Records excerpted from a collection:
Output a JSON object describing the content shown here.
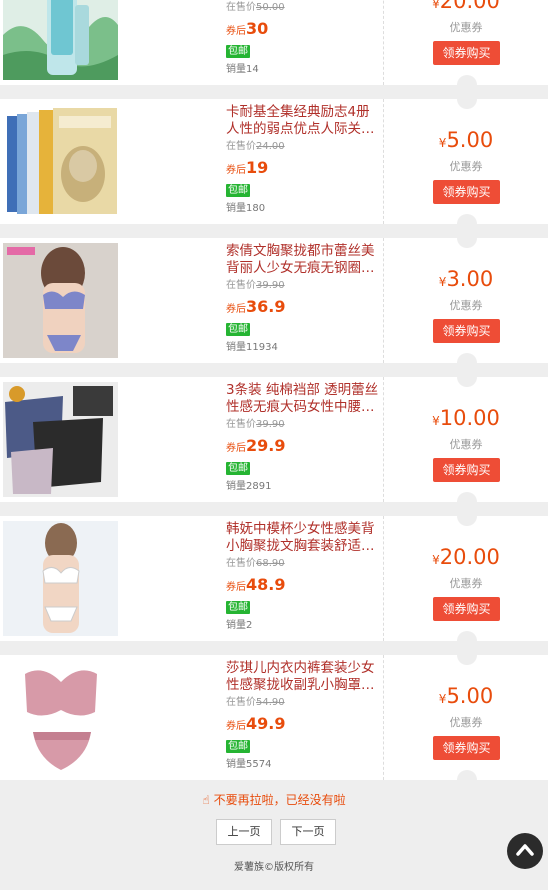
{
  "products": [
    {
      "title": "",
      "orig_label": "在售价",
      "orig_price": "50.00",
      "after_label": "券后",
      "after_price": "30",
      "ship_label": "包邮",
      "sales_label": "销量",
      "sales": "14",
      "coupon_symbol": "¥",
      "coupon_value": "20.00",
      "coupon_label": "优惠券",
      "button_label": "领券购买",
      "image": "green-bottle-product-photo"
    },
    {
      "title": "卡耐基全集经典励志4册人性的弱点优点人际关系学…",
      "orig_label": "在售价",
      "orig_price": "24.00",
      "after_label": "券后",
      "after_price": "19",
      "ship_label": "包邮",
      "sales_label": "销量",
      "sales": "180",
      "coupon_symbol": "¥",
      "coupon_value": "5.00",
      "coupon_label": "优惠券",
      "button_label": "领券购买",
      "image": "book-set-photo"
    },
    {
      "title": "索倩文胸聚拢都市蕾丝美背丽人少女无痕无钢圈内…",
      "orig_label": "在售价",
      "orig_price": "39.90",
      "after_label": "券后",
      "after_price": "36.9",
      "ship_label": "包邮",
      "sales_label": "销量",
      "sales": "11934",
      "coupon_symbol": "¥",
      "coupon_value": "3.00",
      "coupon_label": "优惠券",
      "button_label": "领券购买",
      "image": "lingerie-model-photo"
    },
    {
      "title": "3条装 纯棉裆部 透明蕾丝性感无痕大码女性中腰女…",
      "orig_label": "在售价",
      "orig_price": "39.90",
      "after_label": "券后",
      "after_price": "29.9",
      "ship_label": "包邮",
      "sales_label": "销量",
      "sales": "2891",
      "coupon_symbol": "¥",
      "coupon_value": "10.00",
      "coupon_label": "优惠券",
      "button_label": "领券购买",
      "image": "lace-underwear-photo"
    },
    {
      "title": "韩妩中模杯少女性感美背小胸聚拢文胸套装舒适无…",
      "orig_label": "在售价",
      "orig_price": "68.90",
      "after_label": "券后",
      "after_price": "48.9",
      "ship_label": "包邮",
      "sales_label": "销量",
      "sales": "2",
      "coupon_symbol": "¥",
      "coupon_value": "20.00",
      "coupon_label": "优惠券",
      "button_label": "领券购买",
      "image": "white-lingerie-model-photo"
    },
    {
      "title": "莎琪儿内衣内裤套装少女性感聚拢收副乳小胸罩加…",
      "orig_label": "在售价",
      "orig_price": "54.90",
      "after_label": "券后",
      "after_price": "49.9",
      "ship_label": "包邮",
      "sales_label": "销量",
      "sales": "5574",
      "coupon_symbol": "¥",
      "coupon_value": "5.00",
      "coupon_label": "优惠券",
      "button_label": "领券购买",
      "image": "pink-lace-set-photo"
    }
  ],
  "footer": {
    "message": "不要再拉啦，已经没有啦",
    "prev_label": "上一页",
    "next_label": "下一页",
    "copyright": "爱薯族©版权所有"
  },
  "icons": {
    "hand": "pointing-hand-icon",
    "to_top": "arrow-up-icon"
  },
  "colors": {
    "accent": "#ee4d36",
    "price": "#e84c0c",
    "title": "#b0302a",
    "free_ship": "#25b432",
    "background": "#eeeeee"
  }
}
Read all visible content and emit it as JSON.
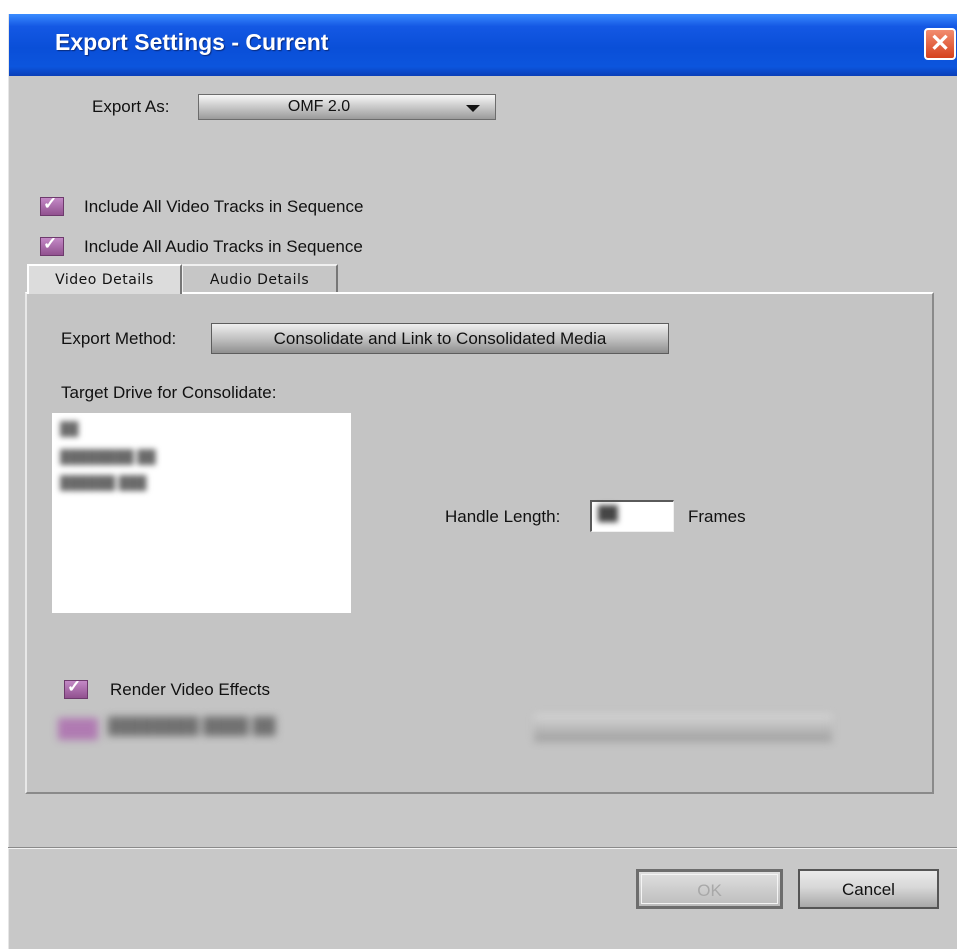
{
  "window": {
    "title": "Export Settings - Current",
    "close_glyph": "✕"
  },
  "export_as": {
    "label": "Export As:",
    "value": "OMF 2.0"
  },
  "checkboxes": {
    "include_video": {
      "label": "Include All Video Tracks in Sequence",
      "checked": true
    },
    "include_audio": {
      "label": "Include All Audio Tracks in Sequence",
      "checked": true
    },
    "render_video_effects": {
      "label": "Render Video Effects",
      "checked": true
    }
  },
  "tabs": [
    {
      "label": "Video Details",
      "active": true
    },
    {
      "label": "Audio Details",
      "active": false
    }
  ],
  "video_details": {
    "export_method_label": "Export Method:",
    "export_method_value": "Consolidate and Link to Consolidated Media",
    "target_drive_label": "Target Drive for Consolidate:",
    "handle_length_label": "Handle Length:",
    "handle_length_units": "Frames"
  },
  "buttons": {
    "ok": "OK",
    "cancel": "Cancel"
  },
  "icons": {
    "dropdown": "dropdown-arrow-icon",
    "check": "checkmark-icon",
    "close": "close-icon"
  },
  "colors": {
    "titlebar": "#0a4fd8",
    "checkbox": "#a76aa8",
    "close_button": "#e0542e",
    "dialog_background": "#c8c8c8"
  }
}
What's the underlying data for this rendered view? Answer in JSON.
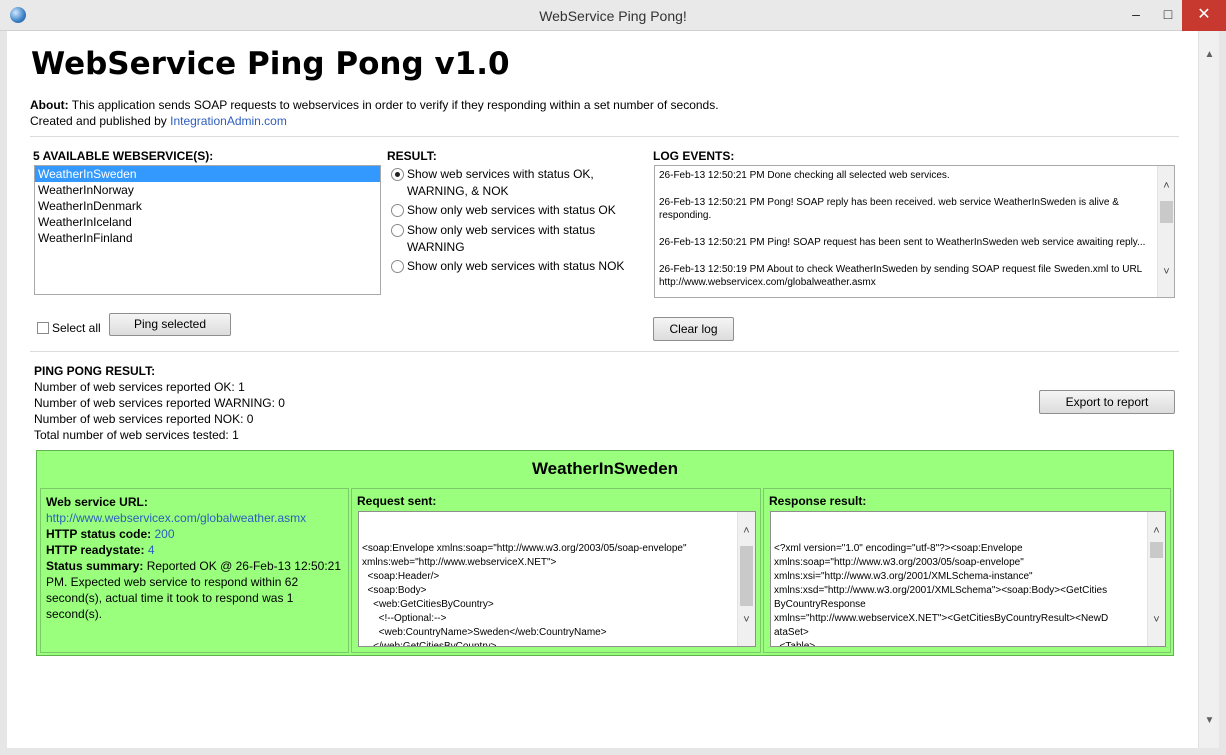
{
  "window": {
    "title": "WebService Ping Pong!",
    "minimize_glyph": "–",
    "maximize_glyph": "□",
    "close_glyph": "✕"
  },
  "header": {
    "app_title": "WebService Ping Pong v1.0",
    "about_label": "About:",
    "about_text": "This application sends SOAP requests to webservices in order to verify if they responding within a set number of seconds.",
    "created_text": "Created and published by",
    "created_link": "IntegrationAdmin.com"
  },
  "services": {
    "label": "5 AVAILABLE WEBSERVICE(S):",
    "items": [
      "WeatherInSweden",
      "WeatherInNorway",
      "WeatherInDenmark",
      "WeatherInIceland",
      "WeatherInFinland"
    ],
    "selected_index": 0,
    "select_all_label": "Select all",
    "ping_button": "Ping selected"
  },
  "result_filter": {
    "label": "RESULT:",
    "options": [
      "Show web services with status OK, WARNING, & NOK",
      "Show only web services with status OK",
      "Show only web services with status WARNING",
      "Show only web services with status NOK"
    ],
    "selected_index": 0
  },
  "log": {
    "label": "LOG EVENTS:",
    "entries": [
      "26-Feb-13 12:50:21 PM Done checking all selected web services.",
      "26-Feb-13 12:50:21 PM Pong! SOAP reply has been received. web service WeatherInSweden is alive & responding.",
      "26-Feb-13 12:50:21 PM Ping! SOAP request has been sent to WeatherInSweden web service awaiting reply...",
      "26-Feb-13 12:50:19 PM About to check WeatherInSweden by sending SOAP request file Sweden.xml to URL http://www.webservicex.com/globalweather.asmx"
    ],
    "clear_button": "Clear log"
  },
  "ping_result": {
    "label": "PING PONG RESULT:",
    "lines": [
      "Number of web services reported OK: 1",
      "Number of web services reported WARNING: 0",
      "Number of web services reported NOK: 0",
      "Total number of web services tested: 1"
    ],
    "export_button": "Export to report"
  },
  "detail": {
    "service_name": "WeatherInSweden",
    "url_label": "Web service URL:",
    "url": "http://www.webservicex.com/globalweather.asmx",
    "status_code_label": "HTTP status code:",
    "status_code": "200",
    "readystate_label": "HTTP readystate:",
    "readystate": "4",
    "summary_label": "Status summary:",
    "summary_text": "Reported OK @ 26-Feb-13 12:50:21 PM. Expected web service to respond within 62 second(s), actual time it took to respond was 1 second(s).",
    "request_label": "Request sent:",
    "request_body": "<soap:Envelope xmlns:soap=\"http://www.w3.org/2003/05/soap-envelope\"\nxmlns:web=\"http://www.webserviceX.NET\">\n  <soap:Header/>\n  <soap:Body>\n    <web:GetCitiesByCountry>\n      <!--Optional:-->\n      <web:CountryName>Sweden</web:CountryName>\n    </web:GetCitiesByCountry>\n  </soap:Body>\n</soap:Envelope>",
    "response_label": "Response result:",
    "response_body": "<?xml version=\"1.0\" encoding=\"utf-8\"?><soap:Envelope\nxmlns:soap=\"http://www.w3.org/2003/05/soap-envelope\"\nxmlns:xsi=\"http://www.w3.org/2001/XMLSchema-instance\"\nxmlns:xsd=\"http://www.w3.org/2001/XMLSchema\"><soap:Body><GetCities\nByCountryResponse\nxmlns=\"http://www.webserviceX.NET\"><GetCitiesByCountryResult><NewD\nataSet>\n  <Table>\n    <Country>Sweden</Country>\n    <City>Linkoping / Malmen</City>"
  },
  "colors": {
    "panel_green": "#99ff7d",
    "link_blue": "#2e5ebe",
    "selection_blue": "#3399ff",
    "close_red": "#c7392e"
  }
}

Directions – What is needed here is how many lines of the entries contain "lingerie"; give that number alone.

Result of the task – 2